*WHAT TO PRODUCE*
Give every line of the data again, unchanged, but with no pictures.

────────

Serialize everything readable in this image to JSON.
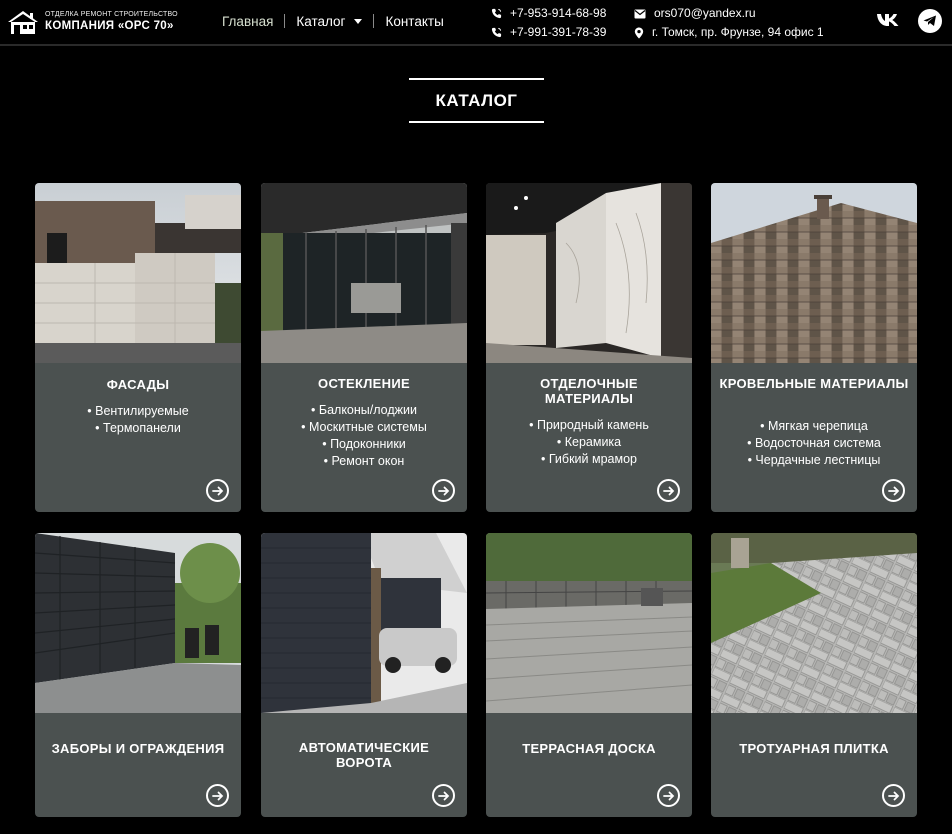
{
  "header": {
    "logo_sub": "ОТДЕЛКА РЕМОНТ СТРОИТЕЛЬСТВО",
    "logo_main": "КОМПАНИЯ «ОРС 70»",
    "nav": [
      {
        "label": "Главная"
      },
      {
        "label": "Каталог"
      },
      {
        "label": "Контакты"
      }
    ],
    "phones": [
      "+7-953-914-68-98",
      "+7-991-391-78-39"
    ],
    "email": "ors070@yandex.ru",
    "address": "г. Томск, пр. Фрунзе, 94 офис 1",
    "social_icons": [
      "vk-icon",
      "telegram-icon"
    ]
  },
  "page": {
    "title": "КАТАЛОГ"
  },
  "colors": {
    "background": "#000000",
    "card": "#4b5150",
    "text": "#ffffff"
  },
  "cards": [
    {
      "title": "ФАСАДЫ",
      "items": [
        "• Вентилируемые",
        "• Термопанели"
      ]
    },
    {
      "title": "ОСТЕКЛЕНИЕ",
      "items": [
        "• Балконы/лоджии",
        "• Москитные системы",
        "• Подоконники",
        "• Ремонт окон"
      ]
    },
    {
      "title": "ОТДЕЛОЧНЫЕ МАТЕРИАЛЫ",
      "items": [
        "• Природный камень",
        "• Керамика",
        "• Гибкий мрамор"
      ]
    },
    {
      "title": "КРОВЕЛЬНЫЕ МАТЕРИАЛЫ",
      "items": [
        "• Мягкая черепица",
        "• Водосточная система",
        "• Чердачные лестницы"
      ]
    },
    {
      "title": "ЗАБОРЫ И ОГРАЖДЕНИЯ",
      "items": []
    },
    {
      "title": "АВТОМАТИЧЕСКИЕ ВОРОТА",
      "items": []
    },
    {
      "title": "ТЕРРАСНАЯ ДОСКА",
      "items": []
    },
    {
      "title": "ТРОТУАРНАЯ ПЛИТКА",
      "items": []
    }
  ]
}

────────

*SOLUTION TO THE EXERCISE*
Serialize everything readable in this image to JSON.
{
  "header": {
    "logo_sub": "ОТДЕЛКА РЕМОНТ СТРОИТЕЛЬСТВО",
    "logo_main": "КОМПАНИЯ «ОРС 70»",
    "nav": [
      {
        "label": "Главная"
      },
      {
        "label": "Каталог"
      },
      {
        "label": "Контакты"
      }
    ],
    "phones": [
      "+7-953-914-68-98",
      "+7-991-391-78-39"
    ],
    "email": "ors070@yandex.ru",
    "address": "г. Томск, пр. Фрунзе, 94 офис 1",
    "social_icons": [
      "vk-icon",
      "telegram-icon"
    ]
  },
  "page": {
    "title": "КАТАЛОГ"
  },
  "colors": {
    "background": "#000000",
    "card": "#4b5150",
    "text": "#ffffff"
  },
  "cards": [
    {
      "title": "ФАСАДЫ",
      "items": [
        "• Вентилируемые",
        "• Термопанели"
      ]
    },
    {
      "title": "ОСТЕКЛЕНИЕ",
      "items": [
        "• Балконы/лоджии",
        "• Москитные системы",
        "• Подоконники",
        "• Ремонт окон"
      ]
    },
    {
      "title": "ОТДЕЛОЧНЫЕ МАТЕРИАЛЫ",
      "items": [
        "• Природный камень",
        "• Керамика",
        "• Гибкий мрамор"
      ]
    },
    {
      "title": "КРОВЕЛЬНЫЕ МАТЕРИАЛЫ",
      "items": [
        "• Мягкая черепица",
        "• Водосточная система",
        "• Чердачные лестницы"
      ]
    },
    {
      "title": "ЗАБОРЫ И ОГРАЖДЕНИЯ",
      "items": []
    },
    {
      "title": "АВТОМАТИЧЕСКИЕ ВОРОТА",
      "items": []
    },
    {
      "title": "ТЕРРАСНАЯ ДОСКА",
      "items": []
    },
    {
      "title": "ТРОТУАРНАЯ ПЛИТКА",
      "items": []
    }
  ]
}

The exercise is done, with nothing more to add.